Input for this task:
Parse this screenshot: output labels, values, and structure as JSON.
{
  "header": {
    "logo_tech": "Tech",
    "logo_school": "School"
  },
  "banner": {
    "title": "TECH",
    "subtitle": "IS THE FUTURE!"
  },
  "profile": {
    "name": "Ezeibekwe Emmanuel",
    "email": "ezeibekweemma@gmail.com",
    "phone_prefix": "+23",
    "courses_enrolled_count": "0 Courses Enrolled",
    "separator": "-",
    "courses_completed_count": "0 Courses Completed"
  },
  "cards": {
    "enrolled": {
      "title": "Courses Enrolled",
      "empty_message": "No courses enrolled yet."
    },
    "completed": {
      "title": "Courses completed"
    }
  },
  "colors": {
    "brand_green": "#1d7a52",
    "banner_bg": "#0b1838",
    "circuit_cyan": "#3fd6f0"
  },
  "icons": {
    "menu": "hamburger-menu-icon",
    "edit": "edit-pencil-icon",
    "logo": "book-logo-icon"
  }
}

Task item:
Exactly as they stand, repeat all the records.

Reply:
Parse this screenshot: output labels, values, and structure as JSON.
{
  "header": {
    "logo_tech": "Tech",
    "logo_school": "School"
  },
  "banner": {
    "title": "TECH",
    "subtitle": "IS THE FUTURE!"
  },
  "profile": {
    "name": "Ezeibekwe Emmanuel",
    "email": "ezeibekweemma@gmail.com",
    "phone_prefix": "+23",
    "courses_enrolled_count": "0 Courses Enrolled",
    "separator": "-",
    "courses_completed_count": "0 Courses Completed"
  },
  "cards": {
    "enrolled": {
      "title": "Courses Enrolled",
      "empty_message": "No courses enrolled yet."
    },
    "completed": {
      "title": "Courses completed"
    }
  },
  "colors": {
    "brand_green": "#1d7a52",
    "banner_bg": "#0b1838",
    "circuit_cyan": "#3fd6f0"
  },
  "icons": {
    "menu": "hamburger-menu-icon",
    "edit": "edit-pencil-icon",
    "logo": "book-logo-icon"
  }
}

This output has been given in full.